BEGIN
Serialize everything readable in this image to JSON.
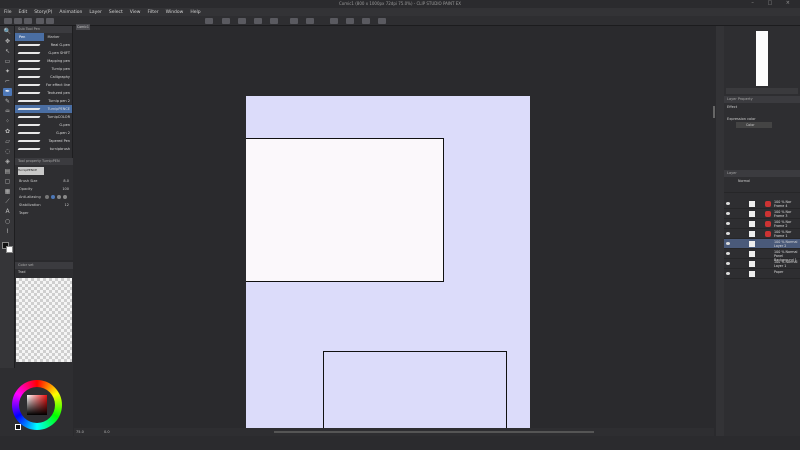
{
  "window": {
    "title": "Comic1 (800 x 1000px 72dpi 75.0%) - CLIP STUDIO PAINT EX",
    "controls": "– □ ×"
  },
  "menu": [
    "File",
    "Edit",
    "Story(P)",
    "Animation",
    "Layer",
    "Select",
    "View",
    "Filter",
    "Window",
    "Help"
  ],
  "document_tab": "Comic1",
  "subtool": {
    "header": "Sub Tool Pen",
    "tabs": [
      "Pen",
      "Marker"
    ],
    "brushes": [
      {
        "name": "Real G-pen"
      },
      {
        "name": "G-pen SHIFT"
      },
      {
        "name": "Mapping pen"
      },
      {
        "name": "Turnip pen"
      },
      {
        "name": "Calligraphy"
      },
      {
        "name": "For effect line"
      },
      {
        "name": "Textured pen"
      },
      {
        "name": "Turnip pen 2"
      },
      {
        "name": "TurnipPENCE",
        "selected": true
      },
      {
        "name": "TurnipCOLOR"
      },
      {
        "name": "G-pen"
      },
      {
        "name": "G-pen 2"
      },
      {
        "name": "Tapered Pen"
      },
      {
        "name": "turnipbrush"
      }
    ]
  },
  "tool_property": {
    "header": "Tool property TurnipPEN",
    "brush_name": "TurnipPENCE",
    "rows": [
      {
        "label": "Brush Size",
        "value": "8.0"
      },
      {
        "label": "Opacity",
        "value": "100"
      },
      {
        "label": "Anti-aliasing",
        "value": ""
      },
      {
        "label": "Stabilization",
        "value": "12"
      },
      {
        "label": "Taper",
        "value": ""
      }
    ]
  },
  "color_panel": {
    "header": "Color set",
    "tab": "Trad"
  },
  "layer_property": {
    "header": "Layer Property",
    "effect_label": "Effect",
    "expression_label": "Expression color",
    "expression_value": "Color"
  },
  "layers_panel": {
    "header": "Layer",
    "blend_mode": "Normal",
    "layers": [
      {
        "name": "100 % Nor Frame 4",
        "selected": false,
        "framed": true
      },
      {
        "name": "100 % Nor Frame 3",
        "selected": false,
        "framed": true
      },
      {
        "name": "100 % Nor Frame 2",
        "selected": false,
        "framed": true
      },
      {
        "name": "100 % Nor Frame 1",
        "selected": false,
        "framed": true
      },
      {
        "name": "100 % Normal Layer 2",
        "selected": true,
        "framed": false
      },
      {
        "name": "100 % Normal Panel Background 1",
        "selected": false,
        "framed": false
      },
      {
        "name": "100 % Normal Layer 1",
        "selected": false,
        "framed": false
      },
      {
        "name": "Paper",
        "selected": false,
        "framed": false
      }
    ]
  },
  "status": {
    "zoom": "75.0",
    "angle": "0.0"
  },
  "colors": {
    "accent": "#4d78b8",
    "paper": "#dcdcfa",
    "frame_fill": "#fbf8fb"
  }
}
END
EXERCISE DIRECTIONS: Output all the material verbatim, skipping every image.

SOLUTION FOR THIS EXERCISE:
Serialize everything readable in this image to JSON.
{
  "window": {
    "title": "Comic1 (800 x 1000px 72dpi 75.0%) - CLIP STUDIO PAINT EX",
    "controls": "– □ ×"
  },
  "menu": [
    "File",
    "Edit",
    "Story(P)",
    "Animation",
    "Layer",
    "Select",
    "View",
    "Filter",
    "Window",
    "Help"
  ],
  "document_tab": "Comic1",
  "subtool": {
    "header": "Sub Tool Pen",
    "tabs": [
      "Pen",
      "Marker"
    ],
    "brushes": [
      {
        "name": "Real G-pen"
      },
      {
        "name": "G-pen SHIFT"
      },
      {
        "name": "Mapping pen"
      },
      {
        "name": "Turnip pen"
      },
      {
        "name": "Calligraphy"
      },
      {
        "name": "For effect line"
      },
      {
        "name": "Textured pen"
      },
      {
        "name": "Turnip pen 2"
      },
      {
        "name": "TurnipPENCE",
        "selected": true
      },
      {
        "name": "TurnipCOLOR"
      },
      {
        "name": "G-pen"
      },
      {
        "name": "G-pen 2"
      },
      {
        "name": "Tapered Pen"
      },
      {
        "name": "turnipbrush"
      }
    ]
  },
  "tool_property": {
    "header": "Tool property TurnipPEN",
    "brush_name": "TurnipPENCE",
    "rows": [
      {
        "label": "Brush Size",
        "value": "8.0"
      },
      {
        "label": "Opacity",
        "value": "100"
      },
      {
        "label": "Anti-aliasing",
        "value": ""
      },
      {
        "label": "Stabilization",
        "value": "12"
      },
      {
        "label": "Taper",
        "value": ""
      }
    ]
  },
  "color_panel": {
    "header": "Color set",
    "tab": "Trad"
  },
  "layer_property": {
    "header": "Layer Property",
    "effect_label": "Effect",
    "expression_label": "Expression color",
    "expression_value": "Color"
  },
  "layers_panel": {
    "header": "Layer",
    "blend_mode": "Normal",
    "layers": [
      {
        "name": "100 % Nor Frame 4",
        "selected": false,
        "framed": true
      },
      {
        "name": "100 % Nor Frame 3",
        "selected": false,
        "framed": true
      },
      {
        "name": "100 % Nor Frame 2",
        "selected": false,
        "framed": true
      },
      {
        "name": "100 % Nor Frame 1",
        "selected": false,
        "framed": true
      },
      {
        "name": "100 % Normal Layer 2",
        "selected": true,
        "framed": false
      },
      {
        "name": "100 % Normal Panel Background 1",
        "selected": false,
        "framed": false
      },
      {
        "name": "100 % Normal Layer 1",
        "selected": false,
        "framed": false
      },
      {
        "name": "Paper",
        "selected": false,
        "framed": false
      }
    ]
  },
  "status": {
    "zoom": "75.0",
    "angle": "0.0"
  },
  "colors": {
    "accent": "#4d78b8",
    "paper": "#dcdcfa",
    "frame_fill": "#fbf8fb"
  }
}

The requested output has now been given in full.